What is needed → Each line containing the string "JSON" should be copied out of the entries.

Items from an interface collection
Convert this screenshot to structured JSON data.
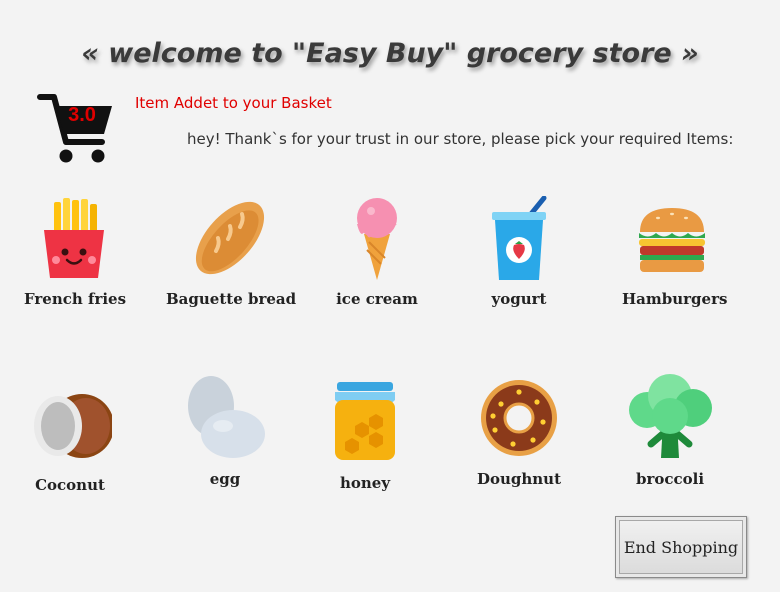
{
  "header": {
    "title": "« welcome to \"Easy Buy\" grocery store »"
  },
  "cart": {
    "count": "3.0",
    "message": "Item Addet to your Basket"
  },
  "greeting": "hey! Thank`s for your trust in our store, please pick your required Items:",
  "items": [
    {
      "label": "French fries",
      "icon": "french-fries-icon"
    },
    {
      "label": "Baguette bread",
      "icon": "baguette-icon"
    },
    {
      "label": "ice cream",
      "icon": "ice-cream-icon"
    },
    {
      "label": "yogurt",
      "icon": "yogurt-icon"
    },
    {
      "label": "Hamburgers",
      "icon": "hamburger-icon"
    },
    {
      "label": "Coconut",
      "icon": "coconut-icon"
    },
    {
      "label": "egg",
      "icon": "egg-icon"
    },
    {
      "label": "honey",
      "icon": "honey-icon"
    },
    {
      "label": "Doughnut",
      "icon": "doughnut-icon"
    },
    {
      "label": "broccoli",
      "icon": "broccoli-icon"
    }
  ],
  "end_button": {
    "label": "End Shopping"
  },
  "colors": {
    "alert": "#e00000",
    "background": "#f3f3f3"
  }
}
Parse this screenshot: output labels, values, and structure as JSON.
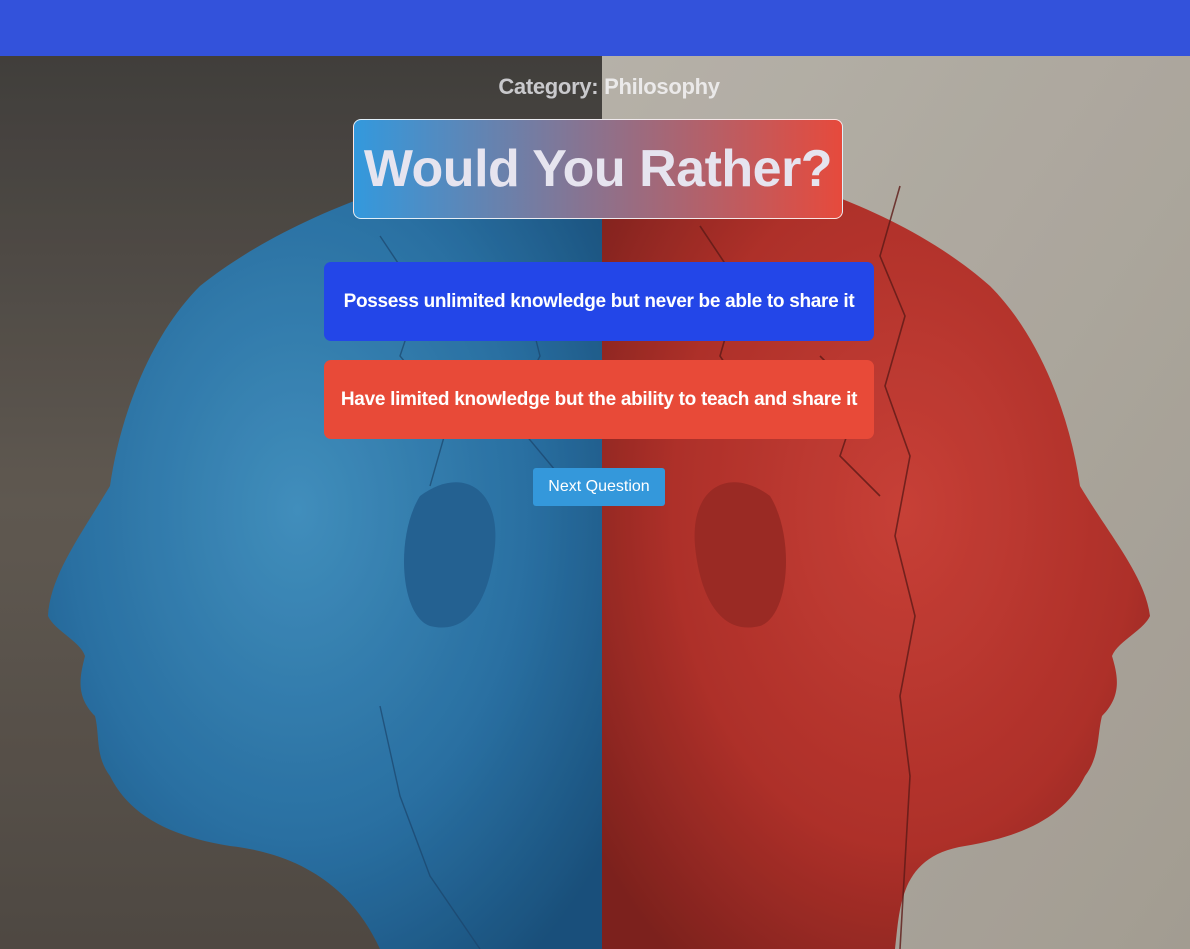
{
  "header": {
    "bar_color": "#3352db"
  },
  "category": {
    "label": "Category:",
    "value": "Philosophy"
  },
  "title": {
    "text": "Would You Rather?",
    "gradient_from": "#3399dd",
    "gradient_to": "#e64a3c"
  },
  "options": [
    {
      "label": "Possess unlimited knowledge but never be able to share it",
      "color": "#2346e8"
    },
    {
      "label": "Have limited knowledge but the ability to teach and share it",
      "color": "#e84a38"
    }
  ],
  "next_button": {
    "label": "Next Question",
    "color": "#3498db"
  },
  "background": {
    "left_color": "#3a86c2",
    "right_color": "#d6403a"
  }
}
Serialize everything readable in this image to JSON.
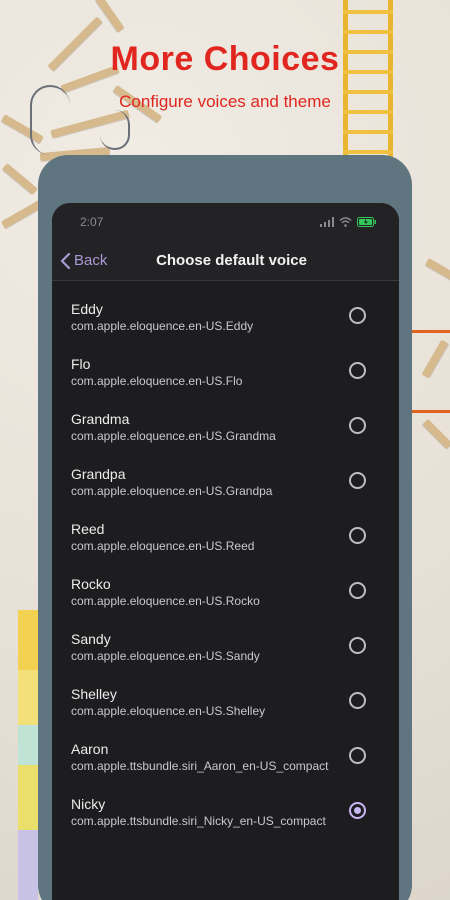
{
  "promo": {
    "headline": "More Choices",
    "subline": "Configure voices and theme"
  },
  "status_bar": {
    "time": "2:07"
  },
  "nav": {
    "back_label": "Back",
    "title": "Choose default voice"
  },
  "voices": [
    {
      "name": "Eddy",
      "id": "com.apple.eloquence.en-US.Eddy",
      "selected": false
    },
    {
      "name": "Flo",
      "id": "com.apple.eloquence.en-US.Flo",
      "selected": false
    },
    {
      "name": "Grandma",
      "id": "com.apple.eloquence.en-US.Grandma",
      "selected": false
    },
    {
      "name": "Grandpa",
      "id": "com.apple.eloquence.en-US.Grandpa",
      "selected": false
    },
    {
      "name": "Reed",
      "id": "com.apple.eloquence.en-US.Reed",
      "selected": false
    },
    {
      "name": "Rocko",
      "id": "com.apple.eloquence.en-US.Rocko",
      "selected": false
    },
    {
      "name": "Sandy",
      "id": "com.apple.eloquence.en-US.Sandy",
      "selected": false
    },
    {
      "name": "Shelley",
      "id": "com.apple.eloquence.en-US.Shelley",
      "selected": false
    },
    {
      "name": "Aaron",
      "id": "com.apple.ttsbundle.siri_Aaron_en-US_compact",
      "selected": false
    },
    {
      "name": "Nicky",
      "id": "com.apple.ttsbundle.siri_Nicky_en-US_compact",
      "selected": true
    }
  ],
  "colors": {
    "headline": "#e0261e",
    "accent": "#a99ad6",
    "screen_bg": "#1d1d1f",
    "frame": "#5f7580"
  }
}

Solution for this problem →
Convert this screenshot to structured JSON data.
Parse this screenshot: output labels, values, and structure as JSON.
Serialize everything readable in this image to JSON.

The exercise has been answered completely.